TASK GOAL:
Go through the data below and return each line containing the word "icon".

——————————

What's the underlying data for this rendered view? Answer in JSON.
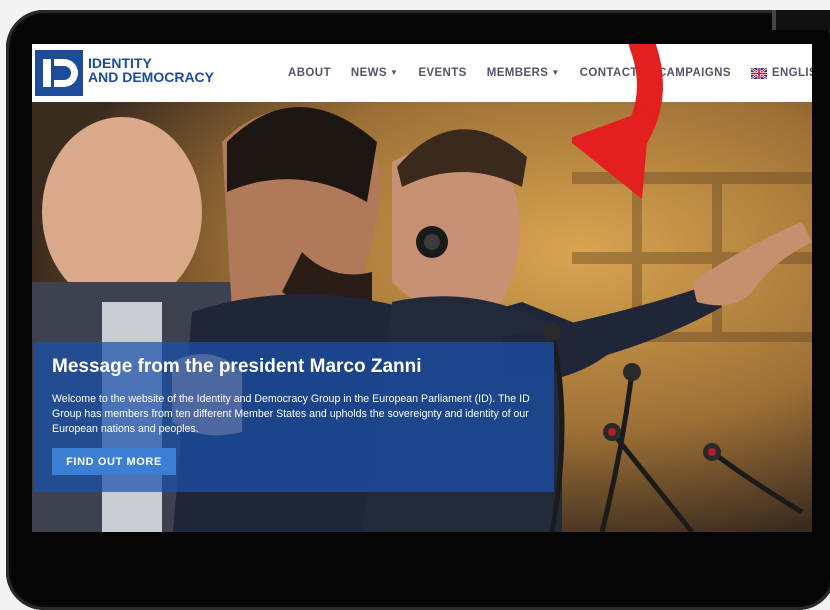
{
  "brand": {
    "line1": "IDENTITY",
    "line2": "AND DEMOCRACY",
    "logo_letters": "ID",
    "color": "#1d4b9b"
  },
  "nav": {
    "items": [
      {
        "label": "ABOUT",
        "dropdown": false
      },
      {
        "label": "NEWS",
        "dropdown": true
      },
      {
        "label": "EVENTS",
        "dropdown": false
      },
      {
        "label": "MEMBERS",
        "dropdown": true
      },
      {
        "label": "CONTACT",
        "dropdown": false
      },
      {
        "label": "CAMPAIGNS",
        "dropdown": false
      }
    ],
    "language": "ENGLISH",
    "flag_icon": "uk-flag-icon"
  },
  "hero": {
    "title": "Message from the president Marco Zanni",
    "text": "Welcome to the website of the Identity and Democracy Group in the European Parliament (ID). The ID Group has members from ten different Member States and upholds the sovereignty and identity of our European nations and peoples.",
    "cta": "FIND OUT MORE",
    "box_color": "#1b50aa"
  },
  "overlay": {
    "arrow_icon": "red-curved-arrow-icon",
    "arrow_color": "#e41f1f"
  }
}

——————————

FINISHED TASK:
    "flag_icon": "uk-flag-icon"
    "arrow_icon": "red-curved-arrow-icon",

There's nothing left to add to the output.